## PROBLEM DETAILS
An exact restatement of every record is required.

## DATASET RECORDS
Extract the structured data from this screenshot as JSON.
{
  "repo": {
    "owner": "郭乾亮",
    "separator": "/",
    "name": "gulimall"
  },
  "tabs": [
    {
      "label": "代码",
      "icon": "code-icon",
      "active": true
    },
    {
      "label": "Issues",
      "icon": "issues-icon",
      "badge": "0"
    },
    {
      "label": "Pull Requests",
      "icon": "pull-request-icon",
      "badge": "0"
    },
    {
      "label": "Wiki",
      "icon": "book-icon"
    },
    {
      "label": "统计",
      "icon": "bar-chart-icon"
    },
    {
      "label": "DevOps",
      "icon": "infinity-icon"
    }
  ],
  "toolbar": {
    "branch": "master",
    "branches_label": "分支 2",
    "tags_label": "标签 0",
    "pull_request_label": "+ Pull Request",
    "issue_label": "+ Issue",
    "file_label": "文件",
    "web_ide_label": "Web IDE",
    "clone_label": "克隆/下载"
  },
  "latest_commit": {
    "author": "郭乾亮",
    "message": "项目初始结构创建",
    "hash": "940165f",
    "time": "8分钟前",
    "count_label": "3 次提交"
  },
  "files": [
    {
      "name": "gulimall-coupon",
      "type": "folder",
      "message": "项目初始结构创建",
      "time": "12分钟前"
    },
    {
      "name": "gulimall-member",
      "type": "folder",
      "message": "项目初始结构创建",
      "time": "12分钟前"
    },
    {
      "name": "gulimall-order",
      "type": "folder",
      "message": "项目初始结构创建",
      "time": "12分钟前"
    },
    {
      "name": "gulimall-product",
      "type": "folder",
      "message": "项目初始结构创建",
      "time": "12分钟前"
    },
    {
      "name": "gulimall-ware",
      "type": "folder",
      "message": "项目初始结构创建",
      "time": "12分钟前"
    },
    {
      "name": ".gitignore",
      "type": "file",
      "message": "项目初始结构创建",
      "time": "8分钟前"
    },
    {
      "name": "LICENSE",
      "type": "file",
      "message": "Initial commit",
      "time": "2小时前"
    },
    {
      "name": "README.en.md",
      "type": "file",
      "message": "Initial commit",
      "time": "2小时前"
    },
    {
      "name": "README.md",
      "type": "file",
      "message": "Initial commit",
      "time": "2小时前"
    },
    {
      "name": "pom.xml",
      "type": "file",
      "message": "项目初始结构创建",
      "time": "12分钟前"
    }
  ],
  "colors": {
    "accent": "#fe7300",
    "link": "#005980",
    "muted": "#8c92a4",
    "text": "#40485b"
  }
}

## PROBLEM SOLUTION
Extract the structured data from this screenshot as JSON.
{
  "repo": {
    "owner": "郭乾亮",
    "separator": "/",
    "name": "gulimall"
  },
  "tabs": [
    {
      "label": "代码",
      "icon": "code-icon",
      "active": true
    },
    {
      "label": "Issues",
      "icon": "issues-icon",
      "badge": "0"
    },
    {
      "label": "Pull Requests",
      "icon": "pull-request-icon",
      "badge": "0"
    },
    {
      "label": "Wiki",
      "icon": "book-icon"
    },
    {
      "label": "统计",
      "icon": "bar-chart-icon"
    },
    {
      "label": "DevOps",
      "icon": "infinity-icon"
    }
  ],
  "toolbar": {
    "branch": "master",
    "branches_label": "分支 2",
    "tags_label": "标签 0",
    "pull_request_label": "+ Pull Request",
    "issue_label": "+ Issue",
    "file_label": "文件",
    "web_ide_label": "Web IDE",
    "clone_label": "克隆/下载"
  },
  "latest_commit": {
    "author": "郭乾亮",
    "message": "项目初始结构创建",
    "hash": "940165f",
    "time": "8分钟前",
    "count_label": "3 次提交"
  },
  "files": [
    {
      "name": "gulimall-coupon",
      "type": "folder",
      "message": "项目初始结构创建",
      "time": "12分钟前"
    },
    {
      "name": "gulimall-member",
      "type": "folder",
      "message": "项目初始结构创建",
      "time": "12分钟前"
    },
    {
      "name": "gulimall-order",
      "type": "folder",
      "message": "项目初始结构创建",
      "time": "12分钟前"
    },
    {
      "name": "gulimall-product",
      "type": "folder",
      "message": "项目初始结构创建",
      "time": "12分钟前"
    },
    {
      "name": "gulimall-ware",
      "type": "folder",
      "message": "项目初始结构创建",
      "time": "12分钟前"
    },
    {
      "name": ".gitignore",
      "type": "file",
      "message": "项目初始结构创建",
      "time": "8分钟前"
    },
    {
      "name": "LICENSE",
      "type": "file",
      "message": "Initial commit",
      "time": "2小时前"
    },
    {
      "name": "README.en.md",
      "type": "file",
      "message": "Initial commit",
      "time": "2小时前"
    },
    {
      "name": "README.md",
      "type": "file",
      "message": "Initial commit",
      "time": "2小时前"
    },
    {
      "name": "pom.xml",
      "type": "file",
      "message": "项目初始结构创建",
      "time": "12分钟前"
    }
  ],
  "colors": {
    "accent": "#fe7300",
    "link": "#005980",
    "muted": "#8c92a4",
    "text": "#40485b"
  }
}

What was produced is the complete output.